  1980s: Artificial Intelligence (AI) - From Lab to Life


Following the commercial success of expert systems, which started in the 1970s, also other AI technologies began to make their way into the marketplace. In 1986, U.S. sales of AI-related hardware and software rose to U.S.$ 425 million. Especially expert systems, because of their efficiency, were still in demand. Yet also other fields of AI turned out to be successful in the corporate world.

Machine vision systems for example were used for the cameras and computers on assembly lines to perform quality control. By 1985 over a hundred companies offered machine vision systems in the U.S., and sales totaled U.S.$ 80 million. Although there was a breakdown in the market for AI-systems in 1986 - 1987, which led to a cut back in funding, the industry slowly recovered.

New technologies were being invented in Japan. Fuzzy logic pioneered in the U.S. and also neural networks were being reconsidered for achieving artificial intelligence. The probably most important development of the 1980s was, that it showed that AI technology had real life uses. AI applications like voice and character recognition systems or steadying camcorders using fuzzy logic were not only made available to business and industry, but also to the average customer.
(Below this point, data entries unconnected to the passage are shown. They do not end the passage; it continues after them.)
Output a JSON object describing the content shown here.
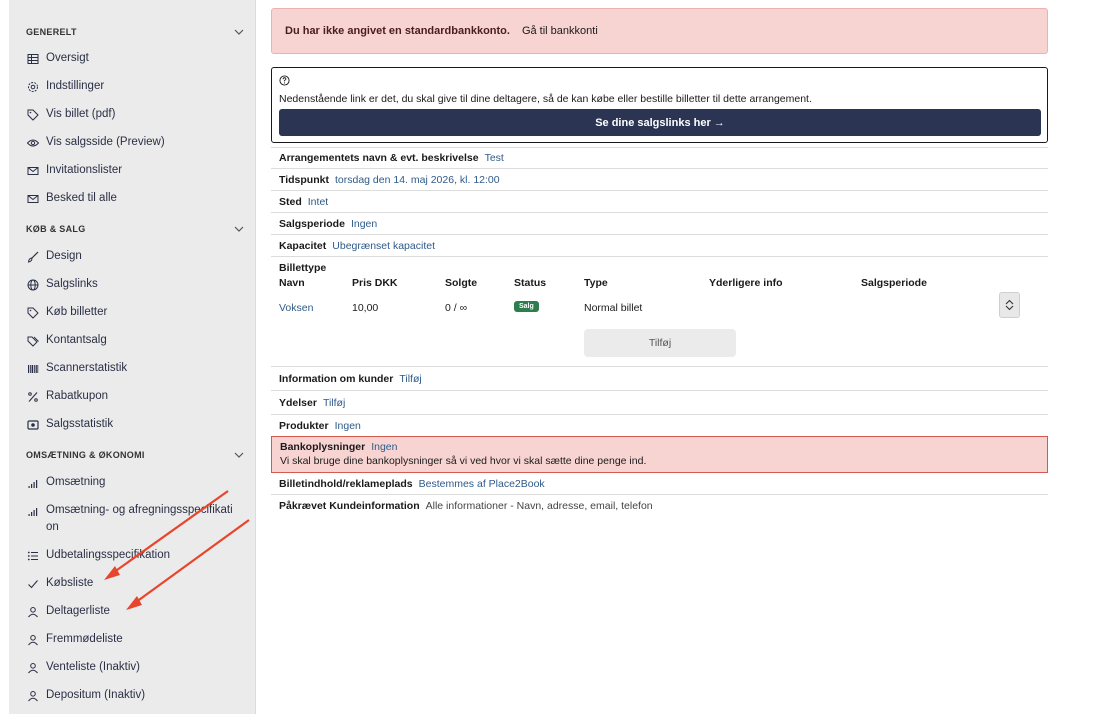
{
  "sidebar": {
    "sections": [
      {
        "title": "GENERELT"
      },
      {
        "title": "KØB & SALG"
      },
      {
        "title": "OMSÆTNING & ØKONOMI"
      }
    ],
    "items": [
      {
        "label": "Oversigt",
        "icon": "table-icon"
      },
      {
        "label": "Indstillinger",
        "icon": "gear-icon"
      },
      {
        "label": "Vis billet (pdf)",
        "icon": "tag-icon"
      },
      {
        "label": "Vis salgsside (Preview)",
        "icon": "eye-icon"
      },
      {
        "label": "Invitationslister",
        "icon": "mail-icon"
      },
      {
        "label": "Besked til alle",
        "icon": "mail-icon"
      },
      {
        "label": "Design",
        "icon": "brush-icon"
      },
      {
        "label": "Salgslinks",
        "icon": "globe-icon"
      },
      {
        "label": "Køb billetter",
        "icon": "tag-icon"
      },
      {
        "label": "Kontantsalg",
        "icon": "tags-icon"
      },
      {
        "label": "Scannerstatistik",
        "icon": "barcode-icon"
      },
      {
        "label": "Rabatkupon",
        "icon": "percent-icon"
      },
      {
        "label": "Salgsstatistik",
        "icon": "stats-icon"
      },
      {
        "label": "Omsætning",
        "icon": "bar-chart-icon"
      },
      {
        "label": "Omsætning- og afregningsspecifikati on",
        "icon": "bar-chart-icon"
      },
      {
        "label": "Udbetalingsspecifikation",
        "icon": "list-icon"
      },
      {
        "label": "Købsliste",
        "icon": "check-icon"
      },
      {
        "label": "Deltagerliste",
        "icon": "user-icon"
      },
      {
        "label": "Fremmødeliste",
        "icon": "user-icon"
      },
      {
        "label": "Venteliste (Inaktiv)",
        "icon": "user-icon"
      },
      {
        "label": "Depositum (Inaktiv)",
        "icon": "user-icon"
      }
    ]
  },
  "alert": {
    "message": "Du har ikke angivet en standardbankkonto.",
    "link": "Gå til bankkonti",
    "color": "#f7d4d2"
  },
  "info": {
    "text": "Nedenstående link er det, du skal give til dine deltagere, så de kan købe eller bestille billetter til dette arrangement.",
    "button": "Se dine salgslinks her →",
    "button_color": "#2b3553"
  },
  "details": {
    "name": {
      "label": "Arrangementets navn & evt. beskrivelse",
      "value": "Test"
    },
    "time": {
      "label": "Tidspunkt",
      "value": "torsdag den 14. maj 2026, kl. 12:00"
    },
    "place": {
      "label": "Sted",
      "value": "Intet"
    },
    "sales_period": {
      "label": "Salgsperiode",
      "value": "Ingen"
    },
    "capacity": {
      "label": "Kapacitet",
      "value": "Ubegrænset kapacitet"
    }
  },
  "tickets": {
    "title": "Billettype",
    "headers": [
      "Navn",
      "Pris DKK",
      "Solgte",
      "Status",
      "Type",
      "Yderligere info",
      "Salgsperiode"
    ],
    "rows": [
      {
        "name": "Voksen",
        "price": "10,00",
        "sold": "0 / ∞",
        "status": "Salg",
        "type": "Normal billet"
      }
    ],
    "add_label": "Tilføj"
  },
  "more": {
    "customers": {
      "label": "Information om kunder",
      "value": "Tilføj"
    },
    "services": {
      "label": "Ydelser",
      "value": "Tilføj"
    },
    "products": {
      "label": "Produkter",
      "value": "Ingen"
    },
    "bank": {
      "label": "Bankoplysninger",
      "value": "Ingen",
      "message": "Vi skal bruge dine bankoplysninger så vi ved hvor vi skal sætte dine penge ind."
    },
    "ticket_content": {
      "label": "Billetindhold/reklameplads",
      "value": "Bestemmes af Place2Book"
    },
    "required_info": {
      "label": "Påkrævet Kundeinformation",
      "value": "Alle informationer - Navn, adresse, email, telefon"
    }
  },
  "annotation": {
    "arrow_color": "#e8452c"
  }
}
browse Report:
Slave and Expert Systems
    Introduction: The Substitution of Human Faculties with Technology: Early Tools
 ...
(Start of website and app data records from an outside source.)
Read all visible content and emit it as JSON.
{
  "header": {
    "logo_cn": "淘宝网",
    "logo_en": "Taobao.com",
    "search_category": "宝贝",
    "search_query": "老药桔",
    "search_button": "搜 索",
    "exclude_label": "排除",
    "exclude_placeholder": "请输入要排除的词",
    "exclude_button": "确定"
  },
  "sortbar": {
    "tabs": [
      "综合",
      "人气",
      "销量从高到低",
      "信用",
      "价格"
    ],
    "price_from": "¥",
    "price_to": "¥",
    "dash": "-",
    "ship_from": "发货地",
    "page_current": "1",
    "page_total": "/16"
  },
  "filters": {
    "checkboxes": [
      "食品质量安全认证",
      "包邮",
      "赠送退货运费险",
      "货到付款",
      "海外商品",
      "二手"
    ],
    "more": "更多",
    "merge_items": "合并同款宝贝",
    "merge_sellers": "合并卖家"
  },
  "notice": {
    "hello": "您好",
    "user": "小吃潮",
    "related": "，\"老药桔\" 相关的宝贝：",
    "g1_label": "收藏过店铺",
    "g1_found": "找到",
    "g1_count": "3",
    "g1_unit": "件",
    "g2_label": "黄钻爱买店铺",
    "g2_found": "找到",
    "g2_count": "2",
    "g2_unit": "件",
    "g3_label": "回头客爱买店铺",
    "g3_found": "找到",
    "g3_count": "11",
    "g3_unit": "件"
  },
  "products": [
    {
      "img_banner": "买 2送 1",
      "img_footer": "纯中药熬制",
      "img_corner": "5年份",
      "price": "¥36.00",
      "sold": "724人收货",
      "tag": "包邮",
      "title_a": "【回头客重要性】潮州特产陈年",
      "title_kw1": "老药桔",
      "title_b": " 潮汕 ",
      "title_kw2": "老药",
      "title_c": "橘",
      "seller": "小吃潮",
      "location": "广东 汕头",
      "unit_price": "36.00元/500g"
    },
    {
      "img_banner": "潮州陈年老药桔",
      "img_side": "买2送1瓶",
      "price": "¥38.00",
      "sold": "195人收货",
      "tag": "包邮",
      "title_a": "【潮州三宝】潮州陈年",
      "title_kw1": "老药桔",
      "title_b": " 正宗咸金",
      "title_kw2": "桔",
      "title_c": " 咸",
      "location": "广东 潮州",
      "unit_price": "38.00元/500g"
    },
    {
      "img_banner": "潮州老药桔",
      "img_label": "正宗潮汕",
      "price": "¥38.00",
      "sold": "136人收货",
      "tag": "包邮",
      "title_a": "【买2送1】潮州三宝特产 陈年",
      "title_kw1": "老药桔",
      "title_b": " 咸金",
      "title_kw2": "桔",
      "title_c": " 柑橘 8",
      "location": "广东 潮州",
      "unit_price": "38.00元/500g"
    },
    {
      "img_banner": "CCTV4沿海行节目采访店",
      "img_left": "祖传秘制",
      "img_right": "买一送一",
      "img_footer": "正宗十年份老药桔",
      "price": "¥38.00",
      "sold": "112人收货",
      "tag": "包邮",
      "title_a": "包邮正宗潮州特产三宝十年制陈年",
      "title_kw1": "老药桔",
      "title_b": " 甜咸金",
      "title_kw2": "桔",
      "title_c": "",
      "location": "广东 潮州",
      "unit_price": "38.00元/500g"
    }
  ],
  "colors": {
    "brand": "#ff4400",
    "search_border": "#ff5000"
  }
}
-3   1960s - 1970s: Expert Systems Gain Attendance
-2   1970s: Computer-Integrated Manufacturing (CIM)
-1   Late 1970s - Present: Fourth Generation Computers
0   1980s: Artificial Intelligence (AI) - From Lab to Life
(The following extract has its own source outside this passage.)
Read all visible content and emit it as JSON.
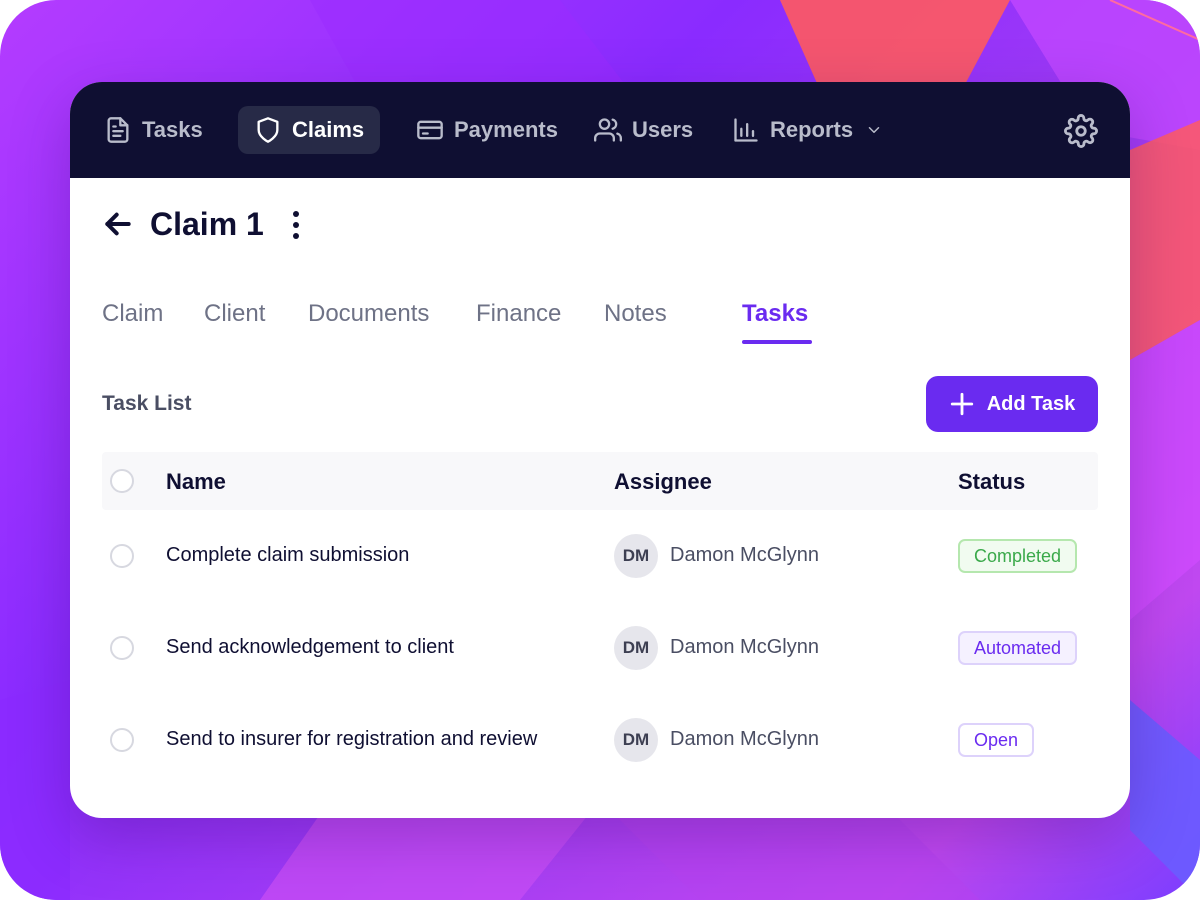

 INDEX CARD     RESEARCH MATRIX 
Assembly line
An assembly line is an industrial arrangement of machines, equipment, and workers for continuous flow of workpieces in mass production operations. An assembly line is designed by determining the sequences of operations for manufacture of each product component as well as the final product. Each movement of material is made as simple and short as possible with no cross flow or backtracking. Work assignments, numbers of machines, and production rates are programmed so that all operations performed along the line are compatible.